The Vanishing Point

This is the scene that now confronts cyclists travelling south along the old Pacific Highway on the last uphill to Asquith. Those familiar with the area will notice that the south bound cycle lane has recently been moved by about a meter to the east which means that it in fact runs out to nothing about one hundred and fifty meters earlier than it used to. On the other side of the Highway some road and/or pavement works are under way outside some of the new unit developments. These appear to have forced the RMS to move all the lane markings eastward, hopefully only until the roadworks are complete.
As a consequence, at least in the short-term, the lane alterations represent a net increase in the risk of collision for south-bound cyclists trying to transition from the cycle lane to the adjacent (very) active traffic lane as they ready themselves to cross, in turn, to the lane closest to the Highway centreline from where they can merge right, after the Asquith shops, into Peats Ferry Road for the ride back to Hornsby.
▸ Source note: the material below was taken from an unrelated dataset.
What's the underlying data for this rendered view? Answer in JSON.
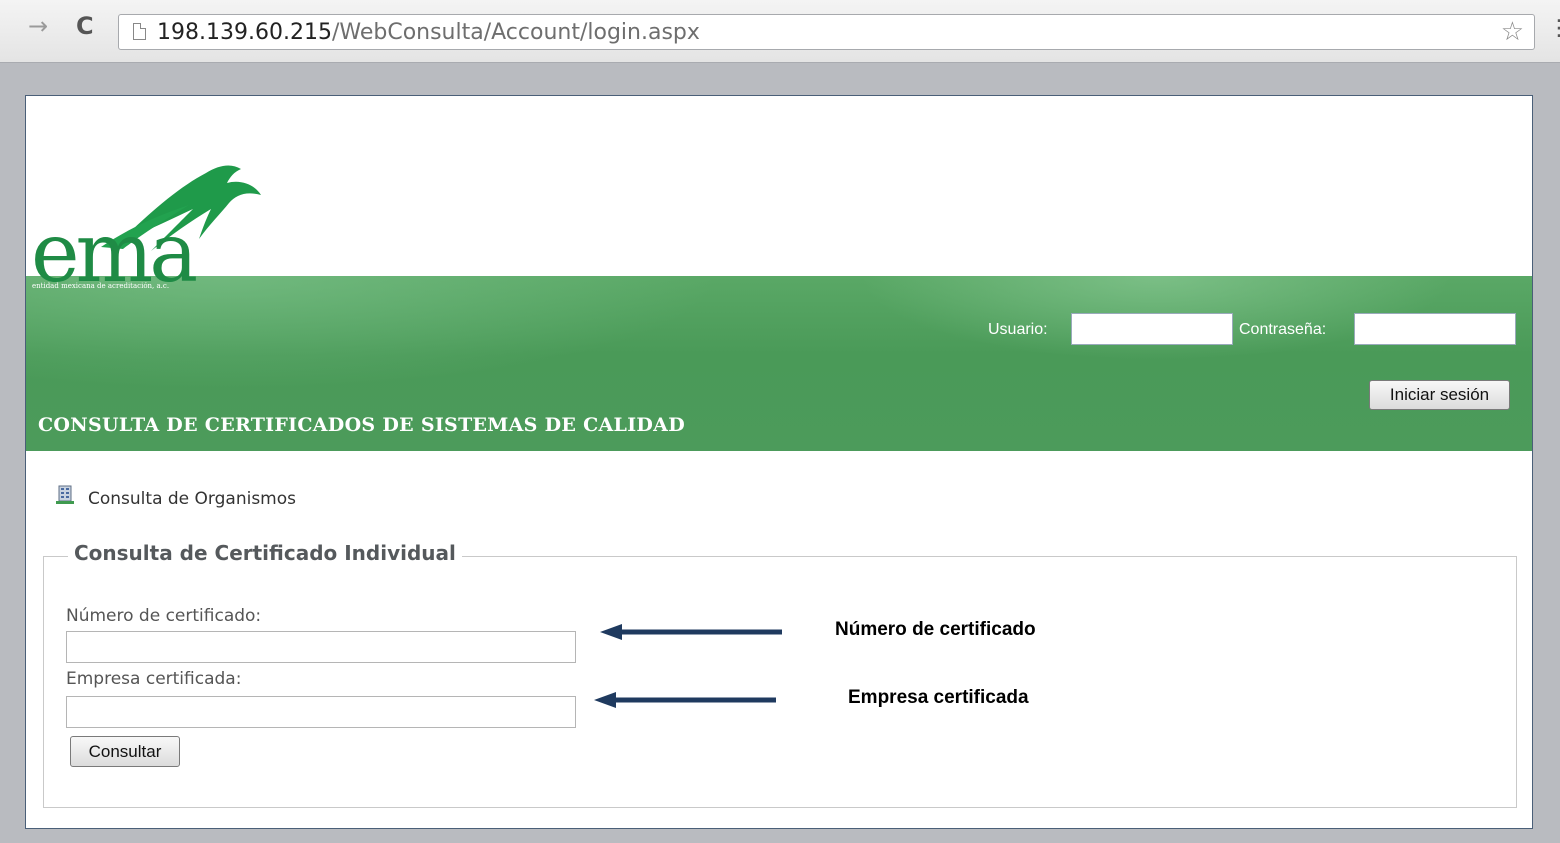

The distance over which this very hazardous manoeuvre must now take place is at least 150 metres further than previously. The route has therefore become even more challenging for individual riders lacking the relative ‘safety in numbers’ that a group would otherwise provide in such situations. Bike North’s Hornsby Advocacy Working Group has been in continuous discussions with the RMS over quite a long period to try to improve this very problematic section of the old Pacific Highway. However, until appropriate improvements have been made, riders are advised to exercise extreme caution when travelling in the area.